Wadsworth is a third-generation writer. Her father, Hal G. Evarts, wrote stories for the Saturday Evening Post as well as Western novels. He wanted his daughter to be a teacher. Wadsworth tried teaching, and while she loved working with children, she eventually turned to writing as her profession.
She’s an award-winning author of more than 25 nonfiction children’s books.
“Seasons of the Bear: A Yosemite Story” can only be purchased at the Yosemite National Park until Aug. 9. Then it will be available in stores and at online stores.
Ann Marie Bezayiff spent time as a child visiting her grandparents who lived in Fresno. The former Fresno State student and Sanger resident used her childhood experiences as the blueprint for her book “Between Two Lifetimes” (Torrid Books, $16.99).
Her publication is a romantic, historical fiction story that unfolds in Fresno from 1937 to 1939. Italian immigrants, Giuseppe and Francesca Corgi face the challenges of raising first-generation American children.
Three sisters, coming of age before the advent of World War II, seek love and romance. The problem is they are a crossroads of traditional and new ways of thinking.
Other books of local interest include:
“Lassoing the Sun: A Year in America’s National Parks” (Thomas Dunne Books; $26.99): This is the story of how Mark Woods spent a year visiting America’s national parks. He was able to do this because in 2011, Woods won the Eugene C. Pulliam Fellowship, a $75,000 award given annually to one writer in the country with a proposal to spend a year in America’s national parks.
His approach to the book is to look at families and the parks.
“Wild Bill & Other Stories” (Outskirts Press, $30.95): Author F.W. Canning III writes about his life growing up during the Great Depression and his days as a cattleman, almond rancher and partnership in a rafting company while living in the Fresno area.
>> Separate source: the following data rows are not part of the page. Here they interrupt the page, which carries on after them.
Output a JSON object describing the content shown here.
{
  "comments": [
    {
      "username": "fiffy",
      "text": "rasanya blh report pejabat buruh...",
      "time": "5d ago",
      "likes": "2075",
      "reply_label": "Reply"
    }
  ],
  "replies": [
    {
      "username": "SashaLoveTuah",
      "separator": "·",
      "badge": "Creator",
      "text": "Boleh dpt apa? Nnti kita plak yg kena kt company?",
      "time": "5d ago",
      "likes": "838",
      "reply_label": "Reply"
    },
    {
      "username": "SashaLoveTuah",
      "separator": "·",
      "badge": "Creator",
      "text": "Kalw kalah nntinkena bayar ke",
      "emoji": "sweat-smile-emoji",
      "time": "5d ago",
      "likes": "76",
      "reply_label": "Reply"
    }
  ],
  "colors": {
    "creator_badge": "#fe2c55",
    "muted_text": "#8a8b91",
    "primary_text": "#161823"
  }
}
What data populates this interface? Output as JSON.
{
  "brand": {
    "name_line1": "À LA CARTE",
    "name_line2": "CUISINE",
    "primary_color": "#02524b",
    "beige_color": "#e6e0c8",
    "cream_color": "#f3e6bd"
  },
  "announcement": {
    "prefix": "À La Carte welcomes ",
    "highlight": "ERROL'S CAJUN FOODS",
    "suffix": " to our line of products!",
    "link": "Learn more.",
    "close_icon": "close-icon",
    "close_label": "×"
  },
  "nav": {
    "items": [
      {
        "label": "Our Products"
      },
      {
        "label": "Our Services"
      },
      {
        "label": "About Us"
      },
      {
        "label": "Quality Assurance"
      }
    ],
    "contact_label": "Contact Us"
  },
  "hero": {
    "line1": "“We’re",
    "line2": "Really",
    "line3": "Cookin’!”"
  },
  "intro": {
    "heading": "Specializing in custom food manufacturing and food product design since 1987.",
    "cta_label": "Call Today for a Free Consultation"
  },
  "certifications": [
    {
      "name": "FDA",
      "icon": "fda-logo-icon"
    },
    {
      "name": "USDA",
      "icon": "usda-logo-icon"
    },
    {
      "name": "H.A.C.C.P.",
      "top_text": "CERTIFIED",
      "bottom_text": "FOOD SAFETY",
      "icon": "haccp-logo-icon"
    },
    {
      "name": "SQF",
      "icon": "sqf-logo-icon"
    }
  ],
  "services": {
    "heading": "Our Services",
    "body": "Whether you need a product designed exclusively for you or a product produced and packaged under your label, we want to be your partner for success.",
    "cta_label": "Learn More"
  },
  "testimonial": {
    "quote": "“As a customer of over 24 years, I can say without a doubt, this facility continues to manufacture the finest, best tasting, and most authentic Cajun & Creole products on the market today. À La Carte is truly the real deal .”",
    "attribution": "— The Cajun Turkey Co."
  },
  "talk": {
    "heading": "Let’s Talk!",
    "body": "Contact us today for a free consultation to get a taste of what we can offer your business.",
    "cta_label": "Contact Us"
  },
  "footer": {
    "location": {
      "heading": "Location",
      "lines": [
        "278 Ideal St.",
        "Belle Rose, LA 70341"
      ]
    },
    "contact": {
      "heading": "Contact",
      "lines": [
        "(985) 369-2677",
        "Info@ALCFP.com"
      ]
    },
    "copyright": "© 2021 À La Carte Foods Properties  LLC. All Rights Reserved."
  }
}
All proceeds from the book go to the Bill and Barbara Canning Integrity Fund to support youth leadership programs.